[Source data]

"""

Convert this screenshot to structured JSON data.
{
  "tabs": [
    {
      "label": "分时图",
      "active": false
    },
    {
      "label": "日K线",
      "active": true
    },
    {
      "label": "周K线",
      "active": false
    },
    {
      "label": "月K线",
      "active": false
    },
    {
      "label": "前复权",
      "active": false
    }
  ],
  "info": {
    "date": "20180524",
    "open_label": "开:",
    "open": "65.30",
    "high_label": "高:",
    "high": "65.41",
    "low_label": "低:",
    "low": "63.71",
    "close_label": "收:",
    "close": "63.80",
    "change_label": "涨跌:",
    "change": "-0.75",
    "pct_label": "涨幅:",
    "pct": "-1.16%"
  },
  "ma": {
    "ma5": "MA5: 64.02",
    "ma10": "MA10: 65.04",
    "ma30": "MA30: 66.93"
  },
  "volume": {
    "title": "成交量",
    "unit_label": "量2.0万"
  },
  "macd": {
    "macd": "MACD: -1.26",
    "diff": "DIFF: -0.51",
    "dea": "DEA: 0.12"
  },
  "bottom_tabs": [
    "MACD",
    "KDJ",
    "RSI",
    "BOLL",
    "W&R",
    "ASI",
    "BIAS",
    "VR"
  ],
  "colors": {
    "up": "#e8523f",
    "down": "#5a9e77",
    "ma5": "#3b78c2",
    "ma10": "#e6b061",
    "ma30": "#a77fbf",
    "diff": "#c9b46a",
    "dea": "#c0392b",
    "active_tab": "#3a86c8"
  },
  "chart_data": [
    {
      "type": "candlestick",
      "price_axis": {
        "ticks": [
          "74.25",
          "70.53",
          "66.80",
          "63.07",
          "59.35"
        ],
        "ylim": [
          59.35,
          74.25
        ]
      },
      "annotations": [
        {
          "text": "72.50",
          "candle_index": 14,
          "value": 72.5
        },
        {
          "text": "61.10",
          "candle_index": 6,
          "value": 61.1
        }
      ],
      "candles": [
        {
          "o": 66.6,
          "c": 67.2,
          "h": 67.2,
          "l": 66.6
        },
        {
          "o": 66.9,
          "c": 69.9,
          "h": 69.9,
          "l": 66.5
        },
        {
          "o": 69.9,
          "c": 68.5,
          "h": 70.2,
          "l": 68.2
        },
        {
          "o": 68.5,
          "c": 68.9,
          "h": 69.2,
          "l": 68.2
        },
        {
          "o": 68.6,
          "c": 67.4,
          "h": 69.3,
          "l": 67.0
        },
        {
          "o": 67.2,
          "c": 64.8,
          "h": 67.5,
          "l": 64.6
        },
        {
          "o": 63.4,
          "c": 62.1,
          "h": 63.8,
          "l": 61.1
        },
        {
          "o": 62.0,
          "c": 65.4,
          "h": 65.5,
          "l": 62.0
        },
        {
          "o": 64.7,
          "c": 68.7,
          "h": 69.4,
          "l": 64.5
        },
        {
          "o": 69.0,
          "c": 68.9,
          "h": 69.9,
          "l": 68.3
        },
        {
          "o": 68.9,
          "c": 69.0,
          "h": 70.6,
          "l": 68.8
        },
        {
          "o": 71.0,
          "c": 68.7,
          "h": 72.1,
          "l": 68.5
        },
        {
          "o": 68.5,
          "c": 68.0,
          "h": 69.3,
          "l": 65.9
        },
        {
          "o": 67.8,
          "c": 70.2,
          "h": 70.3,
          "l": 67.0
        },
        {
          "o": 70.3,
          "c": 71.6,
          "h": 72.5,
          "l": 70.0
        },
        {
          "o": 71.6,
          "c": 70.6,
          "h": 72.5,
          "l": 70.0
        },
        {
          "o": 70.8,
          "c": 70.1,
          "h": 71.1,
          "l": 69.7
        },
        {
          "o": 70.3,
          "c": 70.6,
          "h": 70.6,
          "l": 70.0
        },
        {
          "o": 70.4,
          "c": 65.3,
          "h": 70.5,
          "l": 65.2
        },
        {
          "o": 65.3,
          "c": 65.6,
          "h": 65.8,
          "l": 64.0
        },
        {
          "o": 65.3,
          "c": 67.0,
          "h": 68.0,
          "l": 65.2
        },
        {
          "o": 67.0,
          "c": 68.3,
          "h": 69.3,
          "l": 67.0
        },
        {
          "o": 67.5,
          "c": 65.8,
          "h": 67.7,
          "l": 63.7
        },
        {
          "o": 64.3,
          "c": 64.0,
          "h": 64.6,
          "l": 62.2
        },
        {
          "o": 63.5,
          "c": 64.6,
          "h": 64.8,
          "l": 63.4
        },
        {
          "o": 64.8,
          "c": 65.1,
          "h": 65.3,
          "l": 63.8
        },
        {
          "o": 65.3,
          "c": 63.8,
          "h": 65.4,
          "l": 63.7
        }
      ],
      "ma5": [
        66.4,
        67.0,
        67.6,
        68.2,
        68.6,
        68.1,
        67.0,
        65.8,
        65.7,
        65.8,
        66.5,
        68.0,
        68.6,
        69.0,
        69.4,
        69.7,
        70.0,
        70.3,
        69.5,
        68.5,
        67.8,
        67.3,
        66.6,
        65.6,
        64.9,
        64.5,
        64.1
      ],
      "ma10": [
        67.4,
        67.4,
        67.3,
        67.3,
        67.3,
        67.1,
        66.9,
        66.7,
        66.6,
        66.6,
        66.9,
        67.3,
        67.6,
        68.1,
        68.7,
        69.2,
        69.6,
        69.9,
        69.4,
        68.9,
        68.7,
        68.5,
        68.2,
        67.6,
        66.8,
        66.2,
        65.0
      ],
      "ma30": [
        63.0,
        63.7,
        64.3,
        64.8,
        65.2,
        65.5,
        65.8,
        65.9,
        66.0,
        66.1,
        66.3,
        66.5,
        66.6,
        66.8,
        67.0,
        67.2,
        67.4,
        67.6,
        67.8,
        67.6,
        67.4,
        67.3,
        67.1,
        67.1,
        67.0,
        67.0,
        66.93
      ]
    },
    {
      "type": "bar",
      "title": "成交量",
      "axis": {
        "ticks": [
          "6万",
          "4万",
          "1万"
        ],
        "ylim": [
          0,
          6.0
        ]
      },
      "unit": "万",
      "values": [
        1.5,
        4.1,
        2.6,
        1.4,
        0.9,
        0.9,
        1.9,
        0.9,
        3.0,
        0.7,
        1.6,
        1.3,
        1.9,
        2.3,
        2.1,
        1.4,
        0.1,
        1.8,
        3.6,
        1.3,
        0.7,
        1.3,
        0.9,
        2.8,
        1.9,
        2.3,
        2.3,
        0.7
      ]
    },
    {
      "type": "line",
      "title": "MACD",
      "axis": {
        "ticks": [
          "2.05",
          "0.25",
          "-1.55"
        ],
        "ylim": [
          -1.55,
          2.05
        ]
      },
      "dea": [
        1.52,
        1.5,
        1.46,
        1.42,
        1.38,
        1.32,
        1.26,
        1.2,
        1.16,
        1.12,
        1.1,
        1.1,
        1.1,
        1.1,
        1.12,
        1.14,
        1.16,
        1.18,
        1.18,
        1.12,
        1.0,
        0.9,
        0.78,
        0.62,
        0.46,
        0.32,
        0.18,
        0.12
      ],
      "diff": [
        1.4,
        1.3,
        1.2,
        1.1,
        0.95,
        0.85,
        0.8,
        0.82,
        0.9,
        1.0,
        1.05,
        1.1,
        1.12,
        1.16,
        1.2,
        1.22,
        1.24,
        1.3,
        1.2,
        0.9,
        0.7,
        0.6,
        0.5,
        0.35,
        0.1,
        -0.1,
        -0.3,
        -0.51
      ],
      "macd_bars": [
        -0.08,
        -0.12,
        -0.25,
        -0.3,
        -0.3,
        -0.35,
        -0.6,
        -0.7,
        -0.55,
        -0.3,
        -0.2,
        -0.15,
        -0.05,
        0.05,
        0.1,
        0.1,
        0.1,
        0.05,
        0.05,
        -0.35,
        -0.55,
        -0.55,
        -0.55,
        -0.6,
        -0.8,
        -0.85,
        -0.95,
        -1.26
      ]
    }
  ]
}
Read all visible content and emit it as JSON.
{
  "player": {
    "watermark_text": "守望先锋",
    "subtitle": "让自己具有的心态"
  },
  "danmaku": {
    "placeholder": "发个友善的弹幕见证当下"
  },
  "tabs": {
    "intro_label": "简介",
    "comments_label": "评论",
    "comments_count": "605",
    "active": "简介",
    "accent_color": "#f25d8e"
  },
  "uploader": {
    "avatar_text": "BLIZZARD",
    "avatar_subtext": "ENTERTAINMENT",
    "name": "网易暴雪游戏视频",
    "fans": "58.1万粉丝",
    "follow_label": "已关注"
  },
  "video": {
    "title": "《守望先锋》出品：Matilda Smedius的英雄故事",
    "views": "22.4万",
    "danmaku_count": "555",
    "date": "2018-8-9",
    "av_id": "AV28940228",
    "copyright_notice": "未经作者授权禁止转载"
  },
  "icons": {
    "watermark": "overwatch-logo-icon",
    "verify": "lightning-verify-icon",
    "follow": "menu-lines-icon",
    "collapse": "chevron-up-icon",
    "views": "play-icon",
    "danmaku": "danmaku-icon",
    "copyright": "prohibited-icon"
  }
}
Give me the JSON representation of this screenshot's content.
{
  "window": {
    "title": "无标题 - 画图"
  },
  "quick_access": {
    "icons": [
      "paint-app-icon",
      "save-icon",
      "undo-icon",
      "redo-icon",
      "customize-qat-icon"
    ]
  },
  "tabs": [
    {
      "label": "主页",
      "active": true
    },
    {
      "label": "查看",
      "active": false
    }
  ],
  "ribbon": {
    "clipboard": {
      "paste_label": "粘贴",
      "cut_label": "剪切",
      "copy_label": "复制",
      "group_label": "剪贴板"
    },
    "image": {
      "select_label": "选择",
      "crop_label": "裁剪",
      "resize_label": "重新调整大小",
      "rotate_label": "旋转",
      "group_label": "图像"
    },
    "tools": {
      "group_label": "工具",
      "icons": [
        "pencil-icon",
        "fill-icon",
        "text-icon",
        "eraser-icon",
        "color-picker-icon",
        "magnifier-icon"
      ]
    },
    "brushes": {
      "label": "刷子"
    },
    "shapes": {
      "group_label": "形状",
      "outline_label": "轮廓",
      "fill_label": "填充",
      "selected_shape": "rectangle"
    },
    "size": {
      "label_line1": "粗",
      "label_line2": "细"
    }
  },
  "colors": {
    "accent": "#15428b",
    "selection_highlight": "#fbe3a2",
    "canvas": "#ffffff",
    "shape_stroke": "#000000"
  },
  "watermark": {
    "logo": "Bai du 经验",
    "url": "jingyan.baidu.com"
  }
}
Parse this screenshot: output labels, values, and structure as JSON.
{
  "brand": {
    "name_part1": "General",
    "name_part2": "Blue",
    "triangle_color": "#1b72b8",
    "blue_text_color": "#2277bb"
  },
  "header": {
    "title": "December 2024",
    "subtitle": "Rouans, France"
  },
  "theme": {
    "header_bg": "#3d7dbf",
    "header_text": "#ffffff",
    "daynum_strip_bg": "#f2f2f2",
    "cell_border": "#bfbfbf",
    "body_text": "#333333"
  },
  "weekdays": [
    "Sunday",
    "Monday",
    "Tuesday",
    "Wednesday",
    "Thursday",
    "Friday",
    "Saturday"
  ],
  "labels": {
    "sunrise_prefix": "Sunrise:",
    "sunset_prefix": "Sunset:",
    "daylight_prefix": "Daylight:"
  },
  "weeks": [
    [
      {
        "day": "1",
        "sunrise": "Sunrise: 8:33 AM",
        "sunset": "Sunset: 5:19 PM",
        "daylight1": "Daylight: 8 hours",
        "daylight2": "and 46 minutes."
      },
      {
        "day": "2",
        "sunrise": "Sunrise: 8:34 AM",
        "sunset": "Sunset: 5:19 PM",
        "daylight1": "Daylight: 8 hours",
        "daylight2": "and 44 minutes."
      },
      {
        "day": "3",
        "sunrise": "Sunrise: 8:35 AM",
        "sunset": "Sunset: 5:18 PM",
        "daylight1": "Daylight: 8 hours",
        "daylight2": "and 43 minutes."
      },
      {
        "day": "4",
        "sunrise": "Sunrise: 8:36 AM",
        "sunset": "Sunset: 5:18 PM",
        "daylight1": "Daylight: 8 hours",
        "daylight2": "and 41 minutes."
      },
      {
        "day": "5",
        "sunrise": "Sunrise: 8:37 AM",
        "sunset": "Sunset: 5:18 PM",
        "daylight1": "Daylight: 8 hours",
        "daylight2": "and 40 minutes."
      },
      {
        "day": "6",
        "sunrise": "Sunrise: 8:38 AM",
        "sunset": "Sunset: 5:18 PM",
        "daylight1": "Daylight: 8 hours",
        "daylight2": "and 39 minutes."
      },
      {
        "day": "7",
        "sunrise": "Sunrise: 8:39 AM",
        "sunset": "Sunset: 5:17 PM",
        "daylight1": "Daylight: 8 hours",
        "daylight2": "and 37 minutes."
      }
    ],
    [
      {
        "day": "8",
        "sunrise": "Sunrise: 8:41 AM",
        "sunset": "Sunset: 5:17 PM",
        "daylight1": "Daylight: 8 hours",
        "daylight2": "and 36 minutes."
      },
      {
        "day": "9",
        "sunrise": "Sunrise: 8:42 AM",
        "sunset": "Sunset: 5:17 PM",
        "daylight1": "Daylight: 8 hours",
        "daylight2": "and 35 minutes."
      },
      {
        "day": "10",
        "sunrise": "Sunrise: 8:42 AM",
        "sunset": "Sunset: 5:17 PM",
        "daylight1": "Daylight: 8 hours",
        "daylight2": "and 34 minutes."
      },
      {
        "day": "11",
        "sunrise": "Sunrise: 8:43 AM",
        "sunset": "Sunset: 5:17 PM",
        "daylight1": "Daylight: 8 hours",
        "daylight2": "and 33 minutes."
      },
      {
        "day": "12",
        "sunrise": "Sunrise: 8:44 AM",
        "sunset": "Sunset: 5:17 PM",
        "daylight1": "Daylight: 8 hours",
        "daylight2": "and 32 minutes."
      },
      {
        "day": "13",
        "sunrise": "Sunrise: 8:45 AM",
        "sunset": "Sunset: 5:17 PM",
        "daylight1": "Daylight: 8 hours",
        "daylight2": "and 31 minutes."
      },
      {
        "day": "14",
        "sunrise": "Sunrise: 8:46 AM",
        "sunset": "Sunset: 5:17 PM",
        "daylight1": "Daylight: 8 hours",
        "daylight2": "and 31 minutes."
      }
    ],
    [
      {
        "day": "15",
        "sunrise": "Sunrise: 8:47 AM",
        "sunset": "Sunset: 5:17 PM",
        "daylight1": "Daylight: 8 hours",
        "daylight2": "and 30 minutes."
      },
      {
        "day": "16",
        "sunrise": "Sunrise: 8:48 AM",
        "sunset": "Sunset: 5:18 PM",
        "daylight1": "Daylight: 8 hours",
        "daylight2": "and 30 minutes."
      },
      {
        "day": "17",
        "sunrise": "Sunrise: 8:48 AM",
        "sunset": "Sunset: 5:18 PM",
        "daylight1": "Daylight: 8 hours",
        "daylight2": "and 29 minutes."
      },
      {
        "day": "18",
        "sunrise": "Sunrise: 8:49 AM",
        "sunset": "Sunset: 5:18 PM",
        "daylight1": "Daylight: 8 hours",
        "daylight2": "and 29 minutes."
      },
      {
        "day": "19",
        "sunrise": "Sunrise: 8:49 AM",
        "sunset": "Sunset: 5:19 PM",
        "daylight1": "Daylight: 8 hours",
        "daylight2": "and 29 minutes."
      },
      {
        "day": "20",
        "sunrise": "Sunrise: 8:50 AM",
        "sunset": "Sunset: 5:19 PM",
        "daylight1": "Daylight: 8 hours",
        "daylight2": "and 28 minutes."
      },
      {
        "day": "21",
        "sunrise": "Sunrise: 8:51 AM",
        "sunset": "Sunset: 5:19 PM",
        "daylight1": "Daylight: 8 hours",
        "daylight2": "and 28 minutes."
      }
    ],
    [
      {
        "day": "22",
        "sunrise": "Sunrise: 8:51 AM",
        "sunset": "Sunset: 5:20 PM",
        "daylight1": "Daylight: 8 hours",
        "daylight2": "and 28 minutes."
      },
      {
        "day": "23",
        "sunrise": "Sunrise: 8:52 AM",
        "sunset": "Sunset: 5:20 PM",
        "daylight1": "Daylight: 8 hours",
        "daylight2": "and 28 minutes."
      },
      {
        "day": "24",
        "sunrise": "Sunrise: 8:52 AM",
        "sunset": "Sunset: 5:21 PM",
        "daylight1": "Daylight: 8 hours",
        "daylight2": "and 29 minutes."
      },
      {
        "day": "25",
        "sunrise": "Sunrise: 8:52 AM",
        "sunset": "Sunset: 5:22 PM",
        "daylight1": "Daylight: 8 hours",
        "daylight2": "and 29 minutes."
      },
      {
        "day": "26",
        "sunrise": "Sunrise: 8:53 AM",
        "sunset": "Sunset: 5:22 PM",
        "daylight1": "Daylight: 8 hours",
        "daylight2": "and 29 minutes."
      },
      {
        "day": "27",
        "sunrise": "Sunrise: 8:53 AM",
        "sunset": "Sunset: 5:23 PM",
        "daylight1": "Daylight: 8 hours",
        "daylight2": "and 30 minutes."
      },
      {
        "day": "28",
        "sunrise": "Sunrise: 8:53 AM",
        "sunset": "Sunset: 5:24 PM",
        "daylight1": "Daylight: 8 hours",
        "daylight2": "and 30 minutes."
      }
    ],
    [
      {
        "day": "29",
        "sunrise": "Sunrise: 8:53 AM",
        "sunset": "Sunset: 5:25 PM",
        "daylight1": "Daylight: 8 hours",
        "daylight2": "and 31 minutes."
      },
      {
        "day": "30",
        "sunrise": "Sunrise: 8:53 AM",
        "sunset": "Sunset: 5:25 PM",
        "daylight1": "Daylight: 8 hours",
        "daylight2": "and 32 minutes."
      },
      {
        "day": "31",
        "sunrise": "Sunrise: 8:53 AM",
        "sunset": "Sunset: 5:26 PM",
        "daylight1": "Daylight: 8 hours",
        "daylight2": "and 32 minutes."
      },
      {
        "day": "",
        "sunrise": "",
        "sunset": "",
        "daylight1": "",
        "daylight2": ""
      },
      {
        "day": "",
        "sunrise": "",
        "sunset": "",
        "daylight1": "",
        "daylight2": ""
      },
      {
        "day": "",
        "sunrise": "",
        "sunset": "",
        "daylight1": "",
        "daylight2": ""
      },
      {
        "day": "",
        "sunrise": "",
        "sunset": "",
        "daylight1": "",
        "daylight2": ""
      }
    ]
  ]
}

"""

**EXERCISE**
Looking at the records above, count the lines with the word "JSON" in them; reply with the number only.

**WRITTEN RESPONSE**
4